Post-match a brief discussion was had on Twitter about United’s best out-field player this season. Our conclusions were that ‘best’ was a misnomer. The ‘least inadequate’ was perhaps more appropriate. Anyway, we decided that Ashley Young has been decent, that Ander Herrera has been excellent on the relatively few occasions that he’s started, that Daley Blind has been quietly effective as a defensive midfielder despite being horribly slow and that Marcos Rojo is ace because he tries really hard, tackles a lot and isn’t as flawed as his fellow defenders. After that we struggled, which is remarkable. How on earth are we fourth? Anyway, my own personal conclusion is that we need to build a team around Herrera. Sorry Juan, Ander has stolen the key to my heart.
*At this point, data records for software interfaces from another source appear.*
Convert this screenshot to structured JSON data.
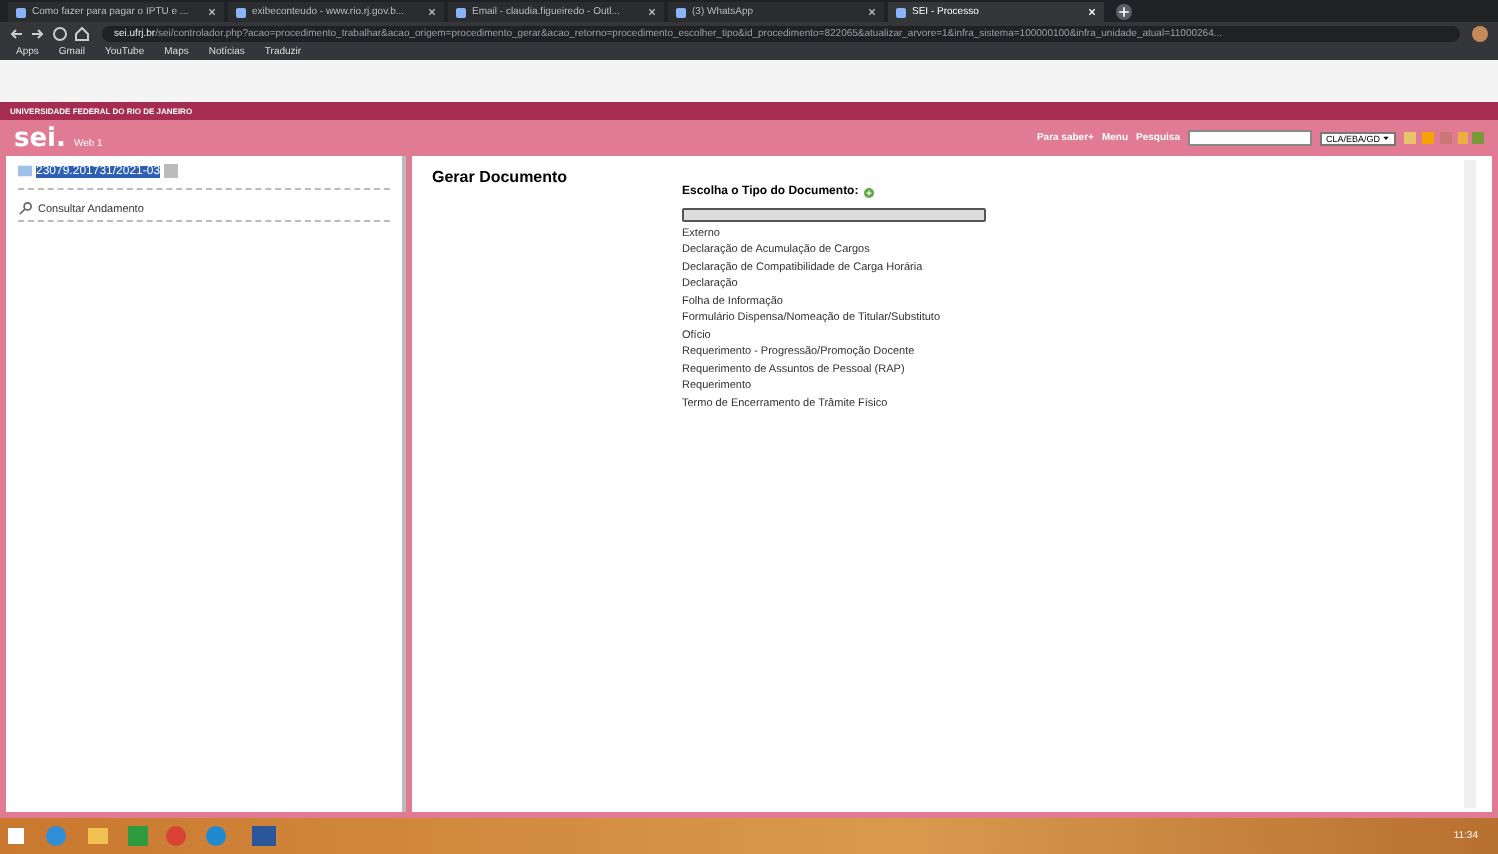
{
  "browser": {
    "tabs": [
      {
        "title": "Como fazer para pagar o IPTU e ...",
        "selected": false
      },
      {
        "title": "exibeconteudo - www.rio.rj.gov.b...",
        "selected": false
      },
      {
        "title": "Email - claudia.figueiredo - Outl...",
        "selected": false
      },
      {
        "title": "(3) WhatsApp",
        "selected": false
      },
      {
        "title": "SEI - Processo",
        "selected": true
      }
    ],
    "url_host": "sei.ufrj.br",
    "url_path": "/sei/controlador.php?acao=procedimento_trabalhar&acao_origem=procedimento_gerar&acao_retorno=procedimento_escolher_tipo&id_procedimento=822065&atualizar_arvore=1&infra_sistema=100000100&infra_unidade_atual=11000264...",
    "bookmarks": [
      "Apps",
      "Gmail",
      "YouTube",
      "Maps",
      "Notícias",
      "Traduzir"
    ]
  },
  "header": {
    "institution": "UNIVERSIDADE FEDERAL DO RIO DE JANEIRO",
    "logo": "sei.",
    "version": "Web 1",
    "links": [
      "Para saber+",
      "Menu",
      "Pesquisa"
    ],
    "unit": "CLA/EBA/GD"
  },
  "tree": {
    "process": "23079.201731/2021-03",
    "items": [
      "Consultar Andamento"
    ]
  },
  "main": {
    "title": "Gerar Documento",
    "prompt": "Escolha o Tipo do Documento:",
    "types": [
      "Externo",
      "Declaração de Acumulação de Cargos",
      "Declaração de Compatibilidade de Carga Horária",
      "Declaração",
      "Folha de Informação",
      "Formulário Dispensa/Nomeação de Titular/Substituto",
      "Ofício",
      "Requerimento - Progressão/Promoção Docente",
      "Requerimento de Assuntos de Pessoal (RAP)",
      "Requerimento",
      "Termo de Encerramento de Trâmite Físico"
    ]
  },
  "taskbar": {
    "time": "11:34"
  }
}
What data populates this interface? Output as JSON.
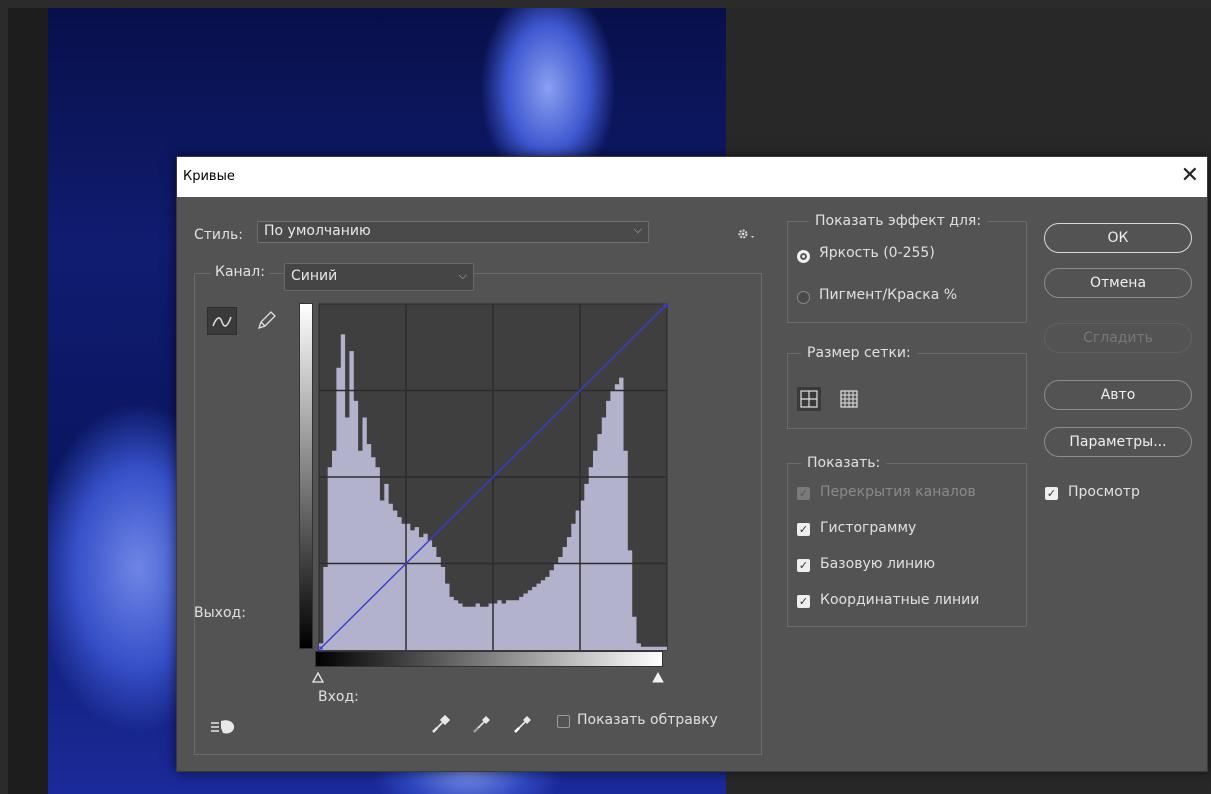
{
  "dialog": {
    "title": "Кривые",
    "style_label": "Стиль:",
    "style_value": "По умолчанию",
    "channel_label": "Канал:",
    "channel_value": "Синий",
    "output_label": "Выход:",
    "input_label": "Вход:",
    "show_clipping_label": "Показать обтравку",
    "show_clipping_checked": false
  },
  "show_effect": {
    "title": "Показать эффект для:",
    "options": [
      {
        "label": "Яркость (0-255)",
        "selected": true
      },
      {
        "label": "Пигмент/Краска %",
        "selected": false
      }
    ]
  },
  "grid_size": {
    "title": "Размер сетки:",
    "options": [
      "simple-grid-icon",
      "detailed-grid-icon"
    ],
    "selected": "simple-grid-icon"
  },
  "show": {
    "title": "Показать:",
    "items": [
      {
        "label": "Перекрытия каналов",
        "checked": true,
        "enabled": false
      },
      {
        "label": "Гистограмму",
        "checked": true,
        "enabled": true
      },
      {
        "label": "Базовую линию",
        "checked": true,
        "enabled": true
      },
      {
        "label": "Координатные линии",
        "checked": true,
        "enabled": true
      }
    ]
  },
  "buttons": {
    "ok": "ОК",
    "cancel": "Отмена",
    "smooth": "Сгладить",
    "auto": "Авто",
    "options": "Параметры..."
  },
  "preview": {
    "label": "Просмотр",
    "checked": true
  },
  "curve": {
    "channel_color": "#3b3bd9",
    "histogram_color": "#b2b2cc",
    "points": [
      [
        0,
        0
      ],
      [
        255,
        255
      ]
    ],
    "histogram": [
      0.02,
      0.25,
      0.55,
      0.6,
      0.85,
      0.95,
      0.7,
      0.9,
      0.75,
      0.6,
      0.7,
      0.62,
      0.58,
      0.55,
      0.45,
      0.5,
      0.44,
      0.42,
      0.4,
      0.38,
      0.38,
      0.36,
      0.37,
      0.34,
      0.35,
      0.33,
      0.31,
      0.28,
      0.25,
      0.2,
      0.16,
      0.15,
      0.14,
      0.13,
      0.13,
      0.13,
      0.14,
      0.13,
      0.13,
      0.14,
      0.14,
      0.15,
      0.14,
      0.15,
      0.15,
      0.15,
      0.16,
      0.17,
      0.18,
      0.19,
      0.2,
      0.21,
      0.22,
      0.24,
      0.26,
      0.28,
      0.31,
      0.34,
      0.38,
      0.42,
      0.45,
      0.5,
      0.55,
      0.6,
      0.65,
      0.7,
      0.75,
      0.78,
      0.8,
      0.82,
      0.6,
      0.3,
      0.1,
      0.02,
      0.01,
      0.01,
      0.01,
      0.01,
      0.01,
      0.01
    ],
    "selected_tool": "curve-tool"
  }
}
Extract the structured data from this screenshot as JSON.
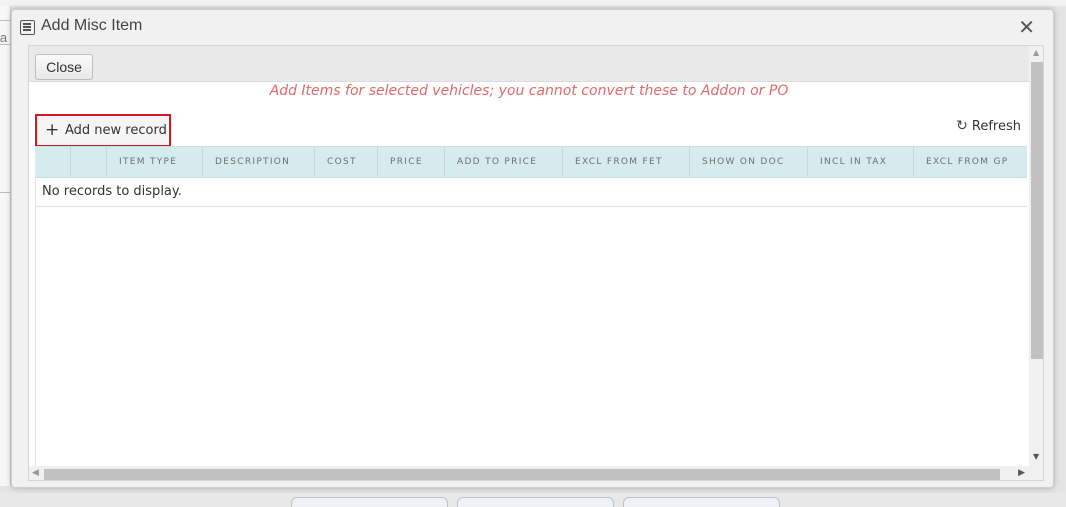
{
  "backdrop": {
    "left_text": "ia"
  },
  "window": {
    "title": "Add Misc Item",
    "close_symbol": "✕"
  },
  "toolbar": {
    "close_label": "Close"
  },
  "notice": "Add Items for selected vehicles; you cannot convert these to Addon or PO",
  "grid_toolbar": {
    "add_label": "Add new record",
    "add_icon": "+",
    "refresh_label": "Refresh",
    "refresh_icon": "↻"
  },
  "columns": [
    "",
    "",
    "ITEM TYPE",
    "DESCRIPTION",
    "COST",
    "PRICE",
    "ADD TO PRICE",
    "EXCL FROM FET",
    "SHOW ON DOC",
    "INCL IN TAX",
    "EXCL FROM GP"
  ],
  "empty_message": "No records to display.",
  "colors": {
    "header_bg": "#d4eced",
    "notice": "#e06b6b",
    "highlight_border": "#d6191f"
  }
}
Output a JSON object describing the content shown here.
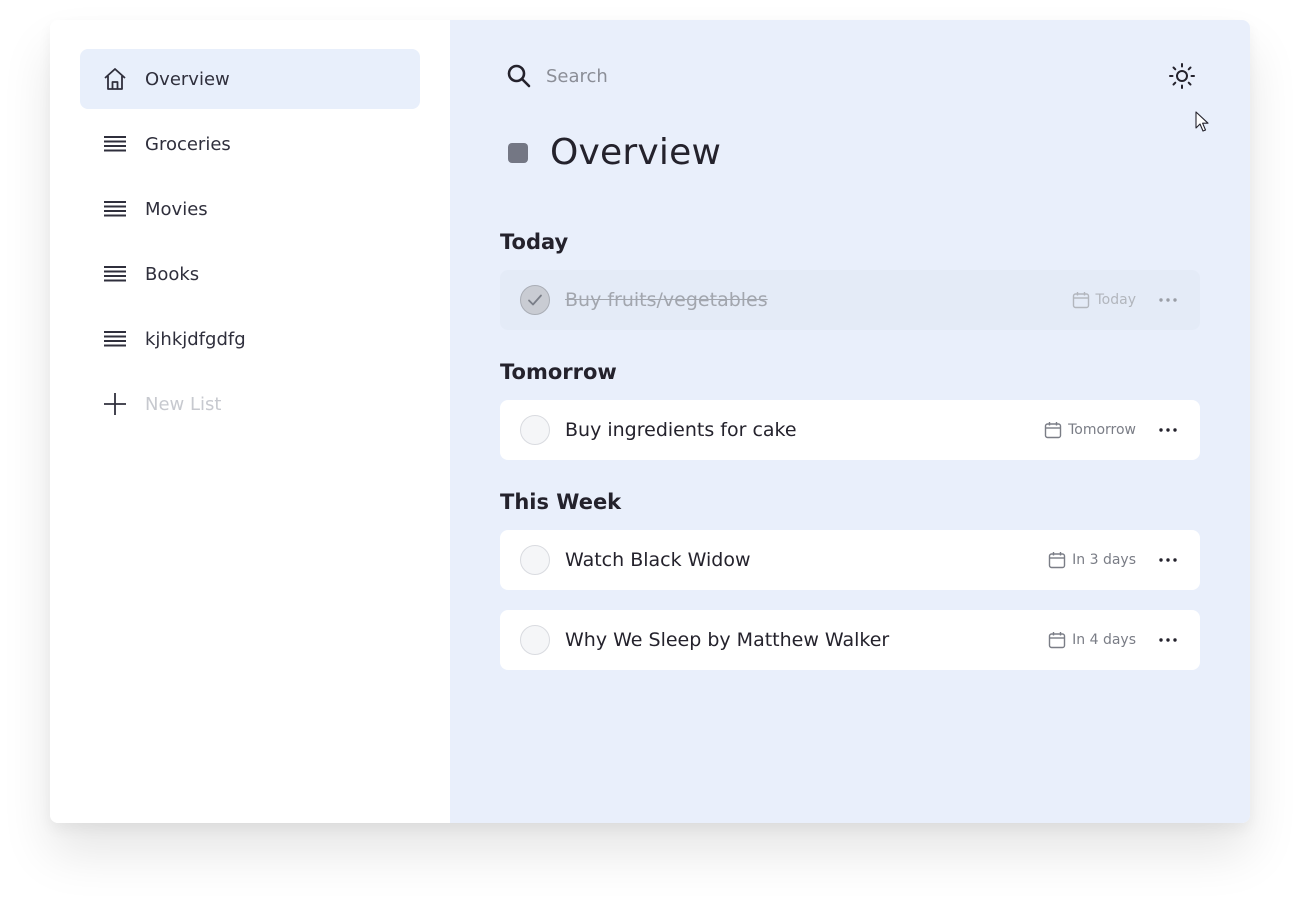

Now, in between having regular delusions that some of our players are world-beaters waiting to come out, we’re going to have to huff and puff and sigh and grimace our way through a run of games which starts at St.James’ Park and takes in Spurs, Everton, Chelsea, Liverpool, City and Arsenal. I’m currently struggling to comprehend or admire Louis Van Gaal’s ‘philosophy’, but if he gets through that lot with a top four place then I give him permission to send me a s*it in the post. If he doesn’t then it’s very likely that the whole internet will be sucked in to a quantum singularity from which it can never return and we’ll never get to find out if the Glazers exterminate him in the dressing room after the final game of the season, Woodward and Rio style. I’m hoping for the excrement, but am expecting the black hole shizzle. Whatever, the fact that Falcao did one pretty good thing doesn’t mean he’s regained his superpowers. And no, his sh*tness cannot be excused by a ‘lack of service’. This does not justify an inability to control or shield a football, to run fast and make intelligent runs or to shoot straight. I feel for him, but he’s w*nk. Like Captain Gormless, Beaker and Jonny Evans. If you feel differently, say it to the hand, girlfriend.